The data below should be copied over with complete accuracy.

BEGIN Available records

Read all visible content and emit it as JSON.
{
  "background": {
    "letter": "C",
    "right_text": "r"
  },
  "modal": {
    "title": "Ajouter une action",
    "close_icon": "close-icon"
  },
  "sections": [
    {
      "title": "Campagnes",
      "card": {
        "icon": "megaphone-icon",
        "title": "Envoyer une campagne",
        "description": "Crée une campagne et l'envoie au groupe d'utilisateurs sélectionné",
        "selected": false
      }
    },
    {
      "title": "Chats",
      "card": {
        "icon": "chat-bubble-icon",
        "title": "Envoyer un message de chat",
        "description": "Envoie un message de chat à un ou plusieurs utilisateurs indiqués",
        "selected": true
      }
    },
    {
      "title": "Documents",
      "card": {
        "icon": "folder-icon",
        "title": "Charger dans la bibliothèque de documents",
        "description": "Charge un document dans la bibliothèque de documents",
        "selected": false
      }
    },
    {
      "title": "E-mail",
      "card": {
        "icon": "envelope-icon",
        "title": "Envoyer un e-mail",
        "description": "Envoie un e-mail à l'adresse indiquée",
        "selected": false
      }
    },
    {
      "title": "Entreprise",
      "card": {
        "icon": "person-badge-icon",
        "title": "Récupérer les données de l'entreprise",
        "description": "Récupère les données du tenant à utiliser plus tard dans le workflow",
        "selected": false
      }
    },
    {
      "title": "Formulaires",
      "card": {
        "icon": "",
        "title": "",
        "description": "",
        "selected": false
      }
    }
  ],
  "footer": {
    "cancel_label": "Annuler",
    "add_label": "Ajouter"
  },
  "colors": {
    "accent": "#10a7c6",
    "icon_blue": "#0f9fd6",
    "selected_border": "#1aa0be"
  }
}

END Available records

Expected answer:
Read all visible content and emit it as JSON.
{
  "background": {
    "letter": "C",
    "right_text": "r"
  },
  "modal": {
    "title": "Ajouter une action",
    "close_icon": "close-icon"
  },
  "sections": [
    {
      "title": "Campagnes",
      "card": {
        "icon": "megaphone-icon",
        "title": "Envoyer une campagne",
        "description": "Crée une campagne et l'envoie au groupe d'utilisateurs sélectionné",
        "selected": false
      }
    },
    {
      "title": "Chats",
      "card": {
        "icon": "chat-bubble-icon",
        "title": "Envoyer un message de chat",
        "description": "Envoie un message de chat à un ou plusieurs utilisateurs indiqués",
        "selected": true
      }
    },
    {
      "title": "Documents",
      "card": {
        "icon": "folder-icon",
        "title": "Charger dans la bibliothèque de documents",
        "description": "Charge un document dans la bibliothèque de documents",
        "selected": false
      }
    },
    {
      "title": "E-mail",
      "card": {
        "icon": "envelope-icon",
        "title": "Envoyer un e-mail",
        "description": "Envoie un e-mail à l'adresse indiquée",
        "selected": false
      }
    },
    {
      "title": "Entreprise",
      "card": {
        "icon": "person-badge-icon",
        "title": "Récupérer les données de l'entreprise",
        "description": "Récupère les données du tenant à utiliser plus tard dans le workflow",
        "selected": false
      }
    },
    {
      "title": "Formulaires",
      "card": {
        "icon": "",
        "title": "",
        "description": "",
        "selected": false
      }
    }
  ],
  "footer": {
    "cancel_label": "Annuler",
    "add_label": "Ajouter"
  },
  "colors": {
    "accent": "#10a7c6",
    "icon_blue": "#0f9fd6",
    "selected_border": "#1aa0be"
  }
}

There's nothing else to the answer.